**EXERCISE DETAILS:** From the data below, give the number of lines holding the word "letter", with nothing else added.

**DATA FOR THIS EXERCISE:**
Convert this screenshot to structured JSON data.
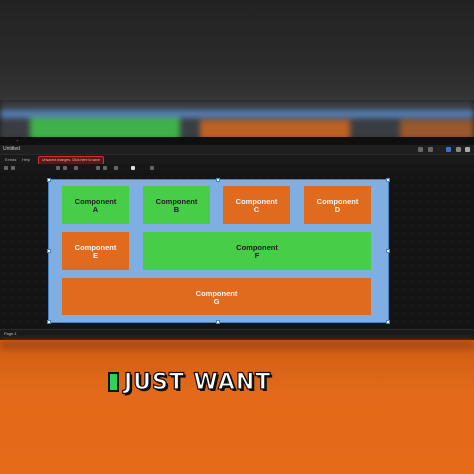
{
  "app": {
    "tabbar": {
      "items": [
        "",
        "+"
      ]
    },
    "toolbar": {
      "title": "Untitled"
    },
    "menubar": {
      "items": [
        "Extras",
        "Help"
      ],
      "warning": "Unsaved changes. Click here to save"
    },
    "page_tab": "Page-1"
  },
  "components": [
    {
      "name": "Component",
      "letter": "A",
      "color": "#48cd48"
    },
    {
      "name": "Component",
      "letter": "B",
      "color": "#48cd48"
    },
    {
      "name": "Component",
      "letter": "C",
      "color": "#e06b1e"
    },
    {
      "name": "Component",
      "letter": "D",
      "color": "#e06b1e"
    },
    {
      "name": "Component",
      "letter": "E",
      "color": "#e06b1e"
    },
    {
      "name": "Component",
      "letter": "F",
      "color": "#48cd48"
    },
    {
      "name": "Component",
      "letter": "G",
      "color": "#e06b1e"
    }
  ],
  "frame_color": "#7faee3",
  "caption": {
    "text": "JUST WANT",
    "cursor_color": "#2fd35a"
  }
}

**EXERCISE OUTPUT:** 7